This summer the age old question will once again rear its ugly head. In times of argument amongst the ruling class and serious attacks in the international and national arenas, does voting serve any type of strategic purpose? Amongst BRC there are various takes on those that see the need to vote in this upcoming presidential election. They range from outright rejection of anything associated with voting to sympathy for those that vote while simultaneously working on grassroots projects. At a recent video showing/presentation, one BRC member put voting in a particularly useful context: "I don't have a problem with people voting as long as they don't see that as being at all enough, as long they continue to work in the streets, neighborhoods, and workplaces and don't focus on the ballot box as their major way of making change." We should take this position into serious consideration in BRC's opinion. Is targeting the very act of voting itself useful any longer? Was it ever? Does it ever make sense for someone to vote? If so, how does that change our take on the traditional anarchist view of being against electoral politics of all kinds?
Look Out Above

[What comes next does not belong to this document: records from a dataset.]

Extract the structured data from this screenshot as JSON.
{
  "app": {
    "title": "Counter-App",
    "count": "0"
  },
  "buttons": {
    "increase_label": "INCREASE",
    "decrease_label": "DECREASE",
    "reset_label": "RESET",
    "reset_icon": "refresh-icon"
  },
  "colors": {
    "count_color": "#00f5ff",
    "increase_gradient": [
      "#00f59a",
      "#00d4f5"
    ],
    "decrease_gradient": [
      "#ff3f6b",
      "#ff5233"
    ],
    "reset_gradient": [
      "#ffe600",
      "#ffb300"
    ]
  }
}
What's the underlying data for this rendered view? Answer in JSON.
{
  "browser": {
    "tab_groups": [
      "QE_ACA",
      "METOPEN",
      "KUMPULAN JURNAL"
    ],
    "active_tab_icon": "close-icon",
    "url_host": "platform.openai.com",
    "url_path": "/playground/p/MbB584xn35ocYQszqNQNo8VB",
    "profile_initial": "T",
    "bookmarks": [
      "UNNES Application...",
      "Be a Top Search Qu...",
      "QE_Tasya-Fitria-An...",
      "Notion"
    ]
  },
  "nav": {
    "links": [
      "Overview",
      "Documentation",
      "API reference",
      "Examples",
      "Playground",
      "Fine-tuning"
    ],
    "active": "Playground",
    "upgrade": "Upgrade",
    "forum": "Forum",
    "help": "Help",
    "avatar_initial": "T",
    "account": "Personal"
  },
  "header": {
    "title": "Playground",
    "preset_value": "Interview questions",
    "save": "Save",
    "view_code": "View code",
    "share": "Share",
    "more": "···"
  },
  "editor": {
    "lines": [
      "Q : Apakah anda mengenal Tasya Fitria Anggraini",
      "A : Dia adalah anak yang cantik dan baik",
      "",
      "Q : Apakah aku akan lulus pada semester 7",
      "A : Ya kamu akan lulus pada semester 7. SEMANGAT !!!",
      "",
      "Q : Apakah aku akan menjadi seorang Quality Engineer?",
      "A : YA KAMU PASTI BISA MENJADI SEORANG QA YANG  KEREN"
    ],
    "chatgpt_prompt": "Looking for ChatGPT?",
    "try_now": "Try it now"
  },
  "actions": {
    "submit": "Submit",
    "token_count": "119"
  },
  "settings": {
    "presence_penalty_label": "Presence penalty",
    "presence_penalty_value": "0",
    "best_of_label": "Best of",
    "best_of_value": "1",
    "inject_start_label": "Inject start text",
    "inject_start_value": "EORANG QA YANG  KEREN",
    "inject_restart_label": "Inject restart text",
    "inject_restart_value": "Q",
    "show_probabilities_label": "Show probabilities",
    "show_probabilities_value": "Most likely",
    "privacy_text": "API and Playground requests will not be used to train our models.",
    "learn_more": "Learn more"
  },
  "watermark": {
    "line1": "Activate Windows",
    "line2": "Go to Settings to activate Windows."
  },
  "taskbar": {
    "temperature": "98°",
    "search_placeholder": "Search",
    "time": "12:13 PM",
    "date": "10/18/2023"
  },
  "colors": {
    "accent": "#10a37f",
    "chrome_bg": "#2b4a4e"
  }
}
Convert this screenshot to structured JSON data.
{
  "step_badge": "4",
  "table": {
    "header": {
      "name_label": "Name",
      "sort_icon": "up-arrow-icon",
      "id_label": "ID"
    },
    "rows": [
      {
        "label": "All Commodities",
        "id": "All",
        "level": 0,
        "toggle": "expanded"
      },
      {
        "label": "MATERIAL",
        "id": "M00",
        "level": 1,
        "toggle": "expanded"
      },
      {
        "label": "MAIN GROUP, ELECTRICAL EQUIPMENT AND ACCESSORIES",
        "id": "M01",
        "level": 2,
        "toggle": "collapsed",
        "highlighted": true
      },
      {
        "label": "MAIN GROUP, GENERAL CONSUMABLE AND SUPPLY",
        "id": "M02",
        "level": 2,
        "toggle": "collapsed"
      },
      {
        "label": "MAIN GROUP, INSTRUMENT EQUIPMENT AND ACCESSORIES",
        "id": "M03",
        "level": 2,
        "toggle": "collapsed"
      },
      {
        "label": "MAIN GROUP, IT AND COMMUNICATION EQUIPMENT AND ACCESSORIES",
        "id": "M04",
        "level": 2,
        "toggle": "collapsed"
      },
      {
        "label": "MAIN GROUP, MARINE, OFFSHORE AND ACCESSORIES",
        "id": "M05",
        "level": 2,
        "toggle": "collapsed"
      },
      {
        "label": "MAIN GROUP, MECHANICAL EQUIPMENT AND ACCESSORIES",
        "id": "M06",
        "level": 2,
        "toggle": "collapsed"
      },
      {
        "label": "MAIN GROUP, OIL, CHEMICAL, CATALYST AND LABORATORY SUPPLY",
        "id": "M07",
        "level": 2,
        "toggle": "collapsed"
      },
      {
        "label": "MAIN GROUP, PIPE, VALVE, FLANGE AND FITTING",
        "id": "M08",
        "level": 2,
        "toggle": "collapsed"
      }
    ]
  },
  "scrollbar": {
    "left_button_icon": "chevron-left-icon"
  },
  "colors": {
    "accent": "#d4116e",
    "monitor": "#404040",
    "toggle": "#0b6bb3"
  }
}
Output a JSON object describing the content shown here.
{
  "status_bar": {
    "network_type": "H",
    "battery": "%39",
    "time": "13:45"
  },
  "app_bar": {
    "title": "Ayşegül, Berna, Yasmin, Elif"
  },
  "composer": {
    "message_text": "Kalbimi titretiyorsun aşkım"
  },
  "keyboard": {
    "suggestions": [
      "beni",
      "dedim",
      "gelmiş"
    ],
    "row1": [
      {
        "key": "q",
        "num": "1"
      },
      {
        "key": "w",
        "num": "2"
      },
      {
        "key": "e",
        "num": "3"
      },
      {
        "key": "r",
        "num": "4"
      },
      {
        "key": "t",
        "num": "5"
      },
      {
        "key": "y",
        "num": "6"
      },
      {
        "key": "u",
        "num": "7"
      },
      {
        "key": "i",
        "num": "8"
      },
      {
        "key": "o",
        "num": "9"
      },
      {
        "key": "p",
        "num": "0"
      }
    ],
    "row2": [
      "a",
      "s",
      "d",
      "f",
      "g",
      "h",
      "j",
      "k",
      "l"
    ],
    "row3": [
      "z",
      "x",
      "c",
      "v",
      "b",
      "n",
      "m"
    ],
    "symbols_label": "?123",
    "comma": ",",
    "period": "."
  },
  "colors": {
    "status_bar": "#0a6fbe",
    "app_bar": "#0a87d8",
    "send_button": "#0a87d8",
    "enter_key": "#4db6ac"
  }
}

In the last year, especially because of various exposures done by anti-war activists, it has been revealed that counter intelligence programs of some degree or another are being conducted under the guise of "anti-terrorism." In Cleveland, during a trial of an anti-war activist, an "undercover" boasted of the fact that the police had been keeping tabs on most activist and community groups in Cleveland, naming several groups and people by name. The recent episode in Grand Rapids, Michigan points to a similar situation. It's safe to assume that things are the same in all cities FRAC is operating in. None of this should come as a surprise to militants in FRAC, but it should not be glossed over either. Security culture should be reviewed in all collectives and encouraged in the general milieu of folks we work with. New tactics and precautions should be considered as well. While the state is aware of quite a bit, we should never make it easy for them or assume they know every detail of our work. The use of anonymity should be heavily encouraged, whether by the use of nicknames, emails without our real names, etc.
BRC has been discussing the need for more grassroots, community oriented work to take the place of the general pandering to activists that is called "building for revolution" amongst many in our ranks. One member proposed an overly ambitious campaign calling for the creation of several neighborhood based organizations that would fight for local bread and butter issues while injecting an anti-authoritarian spirit and action. In other words, we would not hide our politics nor impose them. While it was shot down as not currently being possible, the general idea has been haunting BRC members, especially since the diminishing of the anti-war movement. We want to see more discussion in as to how we should approach the need to work more amongst working people and less amongst "activists." The question is not whether to do this but how and by what means.
Communicating without Talking
In line with the above suggestions and thoughts, we would to increase the amount of agitational propaganda and public art. This spring and summer the opportunity is ripe to encourage local artists and late night trouble makers to paint the town red and black with messages of anti-occupation (of all forms: Iraq, Palestine, bodies, police brutality, my freezer). Another idea in this area concerns the creation of a street-oriented paper.